## Exercise brief
Search the data for the word "공제항목명의". Reproduce every line where it is found.

+---+

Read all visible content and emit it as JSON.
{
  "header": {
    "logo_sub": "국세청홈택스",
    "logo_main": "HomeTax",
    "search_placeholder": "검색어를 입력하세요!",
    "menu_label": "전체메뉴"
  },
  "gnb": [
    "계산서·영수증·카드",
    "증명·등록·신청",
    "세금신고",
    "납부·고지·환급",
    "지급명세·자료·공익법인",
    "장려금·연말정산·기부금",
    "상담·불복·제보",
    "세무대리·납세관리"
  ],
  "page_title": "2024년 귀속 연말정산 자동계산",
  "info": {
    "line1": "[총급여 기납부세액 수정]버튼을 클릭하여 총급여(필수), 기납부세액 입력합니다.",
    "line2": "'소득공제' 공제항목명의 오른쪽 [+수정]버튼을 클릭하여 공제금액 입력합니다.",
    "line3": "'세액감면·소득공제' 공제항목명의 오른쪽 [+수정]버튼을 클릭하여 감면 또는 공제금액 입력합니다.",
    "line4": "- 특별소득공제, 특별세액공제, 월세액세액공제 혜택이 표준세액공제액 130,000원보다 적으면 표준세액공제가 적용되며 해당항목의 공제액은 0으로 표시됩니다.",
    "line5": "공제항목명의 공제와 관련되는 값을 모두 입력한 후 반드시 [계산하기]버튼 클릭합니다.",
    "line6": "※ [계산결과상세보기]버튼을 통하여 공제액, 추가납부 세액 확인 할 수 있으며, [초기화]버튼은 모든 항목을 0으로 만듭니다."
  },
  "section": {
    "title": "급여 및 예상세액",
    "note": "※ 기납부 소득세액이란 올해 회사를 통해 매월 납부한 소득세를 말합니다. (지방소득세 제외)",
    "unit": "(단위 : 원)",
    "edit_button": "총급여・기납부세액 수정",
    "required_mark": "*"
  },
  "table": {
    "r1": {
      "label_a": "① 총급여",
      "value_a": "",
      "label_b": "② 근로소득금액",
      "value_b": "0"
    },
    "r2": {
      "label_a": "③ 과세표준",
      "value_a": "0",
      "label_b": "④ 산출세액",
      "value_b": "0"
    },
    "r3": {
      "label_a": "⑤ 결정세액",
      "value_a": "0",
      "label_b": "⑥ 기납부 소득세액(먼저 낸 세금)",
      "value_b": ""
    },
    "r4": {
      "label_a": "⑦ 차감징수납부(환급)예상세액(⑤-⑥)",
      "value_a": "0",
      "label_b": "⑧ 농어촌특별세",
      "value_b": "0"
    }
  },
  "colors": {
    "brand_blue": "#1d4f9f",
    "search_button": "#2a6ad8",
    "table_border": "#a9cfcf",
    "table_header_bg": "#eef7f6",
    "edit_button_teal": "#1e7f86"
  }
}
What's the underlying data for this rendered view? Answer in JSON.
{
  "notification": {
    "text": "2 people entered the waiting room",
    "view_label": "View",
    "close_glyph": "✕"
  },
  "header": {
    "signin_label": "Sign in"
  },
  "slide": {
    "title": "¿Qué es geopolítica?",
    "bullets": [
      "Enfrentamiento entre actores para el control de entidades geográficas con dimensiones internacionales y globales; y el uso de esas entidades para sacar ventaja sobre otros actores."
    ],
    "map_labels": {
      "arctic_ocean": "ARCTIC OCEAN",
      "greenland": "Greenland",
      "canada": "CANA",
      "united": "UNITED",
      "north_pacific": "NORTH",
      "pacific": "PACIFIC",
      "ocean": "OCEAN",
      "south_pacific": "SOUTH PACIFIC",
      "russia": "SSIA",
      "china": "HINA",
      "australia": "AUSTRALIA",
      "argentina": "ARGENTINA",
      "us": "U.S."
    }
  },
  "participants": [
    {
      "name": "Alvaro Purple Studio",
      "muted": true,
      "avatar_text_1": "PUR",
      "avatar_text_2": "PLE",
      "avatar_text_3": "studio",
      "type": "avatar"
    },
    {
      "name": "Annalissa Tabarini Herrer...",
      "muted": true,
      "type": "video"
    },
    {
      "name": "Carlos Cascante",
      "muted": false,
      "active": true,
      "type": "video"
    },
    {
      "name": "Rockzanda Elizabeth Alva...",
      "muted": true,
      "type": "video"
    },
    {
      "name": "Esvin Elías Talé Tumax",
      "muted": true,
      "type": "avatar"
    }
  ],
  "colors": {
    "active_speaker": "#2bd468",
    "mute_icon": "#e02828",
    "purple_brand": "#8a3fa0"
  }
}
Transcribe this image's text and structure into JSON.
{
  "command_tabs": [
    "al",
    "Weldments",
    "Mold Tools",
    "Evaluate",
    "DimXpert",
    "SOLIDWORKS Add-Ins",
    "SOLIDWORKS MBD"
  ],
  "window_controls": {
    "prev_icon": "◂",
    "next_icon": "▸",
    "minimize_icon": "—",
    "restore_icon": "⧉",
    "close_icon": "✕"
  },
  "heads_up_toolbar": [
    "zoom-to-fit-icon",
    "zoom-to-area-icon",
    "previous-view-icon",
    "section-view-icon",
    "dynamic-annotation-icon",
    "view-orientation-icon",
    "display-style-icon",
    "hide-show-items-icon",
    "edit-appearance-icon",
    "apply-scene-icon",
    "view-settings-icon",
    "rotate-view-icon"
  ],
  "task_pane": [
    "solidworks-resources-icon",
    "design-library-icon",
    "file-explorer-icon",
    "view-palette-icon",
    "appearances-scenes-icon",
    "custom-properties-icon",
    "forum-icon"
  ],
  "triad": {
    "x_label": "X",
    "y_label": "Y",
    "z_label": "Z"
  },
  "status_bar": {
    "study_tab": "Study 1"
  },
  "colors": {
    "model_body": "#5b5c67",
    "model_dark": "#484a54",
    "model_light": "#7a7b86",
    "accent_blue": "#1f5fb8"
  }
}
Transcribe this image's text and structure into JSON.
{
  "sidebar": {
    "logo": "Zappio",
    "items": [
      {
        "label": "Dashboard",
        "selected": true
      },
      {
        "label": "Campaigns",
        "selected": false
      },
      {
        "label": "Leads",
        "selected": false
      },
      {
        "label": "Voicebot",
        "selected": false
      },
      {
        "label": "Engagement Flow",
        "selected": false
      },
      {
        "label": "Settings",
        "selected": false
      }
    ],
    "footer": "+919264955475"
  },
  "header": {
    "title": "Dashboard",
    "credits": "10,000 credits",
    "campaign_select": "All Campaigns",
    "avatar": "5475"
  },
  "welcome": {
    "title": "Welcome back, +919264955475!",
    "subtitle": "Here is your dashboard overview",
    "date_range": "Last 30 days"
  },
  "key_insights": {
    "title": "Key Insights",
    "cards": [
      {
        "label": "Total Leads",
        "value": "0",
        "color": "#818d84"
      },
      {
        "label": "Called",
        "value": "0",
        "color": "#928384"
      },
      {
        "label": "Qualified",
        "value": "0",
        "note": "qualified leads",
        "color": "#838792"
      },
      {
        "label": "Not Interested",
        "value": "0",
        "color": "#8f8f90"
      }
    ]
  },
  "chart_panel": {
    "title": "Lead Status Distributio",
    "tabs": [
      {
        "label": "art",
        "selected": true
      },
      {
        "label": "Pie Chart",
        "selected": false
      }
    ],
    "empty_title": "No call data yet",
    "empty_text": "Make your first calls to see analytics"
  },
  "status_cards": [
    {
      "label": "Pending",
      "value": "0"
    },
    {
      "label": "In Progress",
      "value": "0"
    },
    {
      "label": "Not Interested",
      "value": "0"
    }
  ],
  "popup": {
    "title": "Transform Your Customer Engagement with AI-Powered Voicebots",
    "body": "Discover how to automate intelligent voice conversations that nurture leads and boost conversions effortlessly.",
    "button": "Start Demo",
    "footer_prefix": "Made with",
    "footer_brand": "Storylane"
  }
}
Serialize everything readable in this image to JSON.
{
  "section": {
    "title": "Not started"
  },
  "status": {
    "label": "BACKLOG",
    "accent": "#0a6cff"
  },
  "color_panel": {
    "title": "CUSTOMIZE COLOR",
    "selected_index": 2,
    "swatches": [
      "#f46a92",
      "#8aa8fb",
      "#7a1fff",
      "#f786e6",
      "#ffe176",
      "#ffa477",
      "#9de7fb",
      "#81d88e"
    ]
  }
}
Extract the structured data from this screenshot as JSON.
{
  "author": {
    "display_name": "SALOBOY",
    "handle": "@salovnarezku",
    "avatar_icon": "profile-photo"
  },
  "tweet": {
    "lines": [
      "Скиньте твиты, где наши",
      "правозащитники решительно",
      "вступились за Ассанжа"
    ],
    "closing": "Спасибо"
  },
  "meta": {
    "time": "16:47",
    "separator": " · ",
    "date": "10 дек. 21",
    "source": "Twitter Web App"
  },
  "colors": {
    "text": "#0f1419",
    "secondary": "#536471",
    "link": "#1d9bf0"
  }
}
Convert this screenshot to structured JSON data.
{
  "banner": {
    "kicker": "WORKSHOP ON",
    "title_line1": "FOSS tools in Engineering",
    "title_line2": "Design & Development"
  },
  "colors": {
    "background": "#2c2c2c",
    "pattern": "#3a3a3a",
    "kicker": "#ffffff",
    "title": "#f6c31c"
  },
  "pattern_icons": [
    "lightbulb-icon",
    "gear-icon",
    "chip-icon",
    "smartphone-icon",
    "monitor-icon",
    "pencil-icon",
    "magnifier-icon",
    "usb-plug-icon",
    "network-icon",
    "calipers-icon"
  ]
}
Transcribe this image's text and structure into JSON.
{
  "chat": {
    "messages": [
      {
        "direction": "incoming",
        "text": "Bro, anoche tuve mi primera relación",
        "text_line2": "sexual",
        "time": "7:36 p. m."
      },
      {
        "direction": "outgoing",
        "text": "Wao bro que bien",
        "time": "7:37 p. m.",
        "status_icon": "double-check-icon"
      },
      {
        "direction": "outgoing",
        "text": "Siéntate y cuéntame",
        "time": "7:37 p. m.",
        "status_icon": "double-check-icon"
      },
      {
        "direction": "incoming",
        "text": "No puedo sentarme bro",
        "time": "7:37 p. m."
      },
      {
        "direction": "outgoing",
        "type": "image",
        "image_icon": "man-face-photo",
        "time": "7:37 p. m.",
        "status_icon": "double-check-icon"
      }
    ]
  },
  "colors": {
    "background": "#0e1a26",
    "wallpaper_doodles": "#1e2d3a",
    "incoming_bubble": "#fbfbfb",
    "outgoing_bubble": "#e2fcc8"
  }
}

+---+

## Solution to the problem
    "line2": "'소득공제' 공제항목명의 오른쪽 [+수정]버튼을 클릭하여 공제금액 입력합니다.",
    "line3": "'세액감면·소득공제' 공제항목명의 오른쪽 [+수정]버튼을 클릭하여 감면 또는 공제금액 입력합니다.",
    "line5": "공제항목명의 공제와 관련되는 값을 모두 입력한 후 반드시 [계산하기]버튼 클릭합니다.",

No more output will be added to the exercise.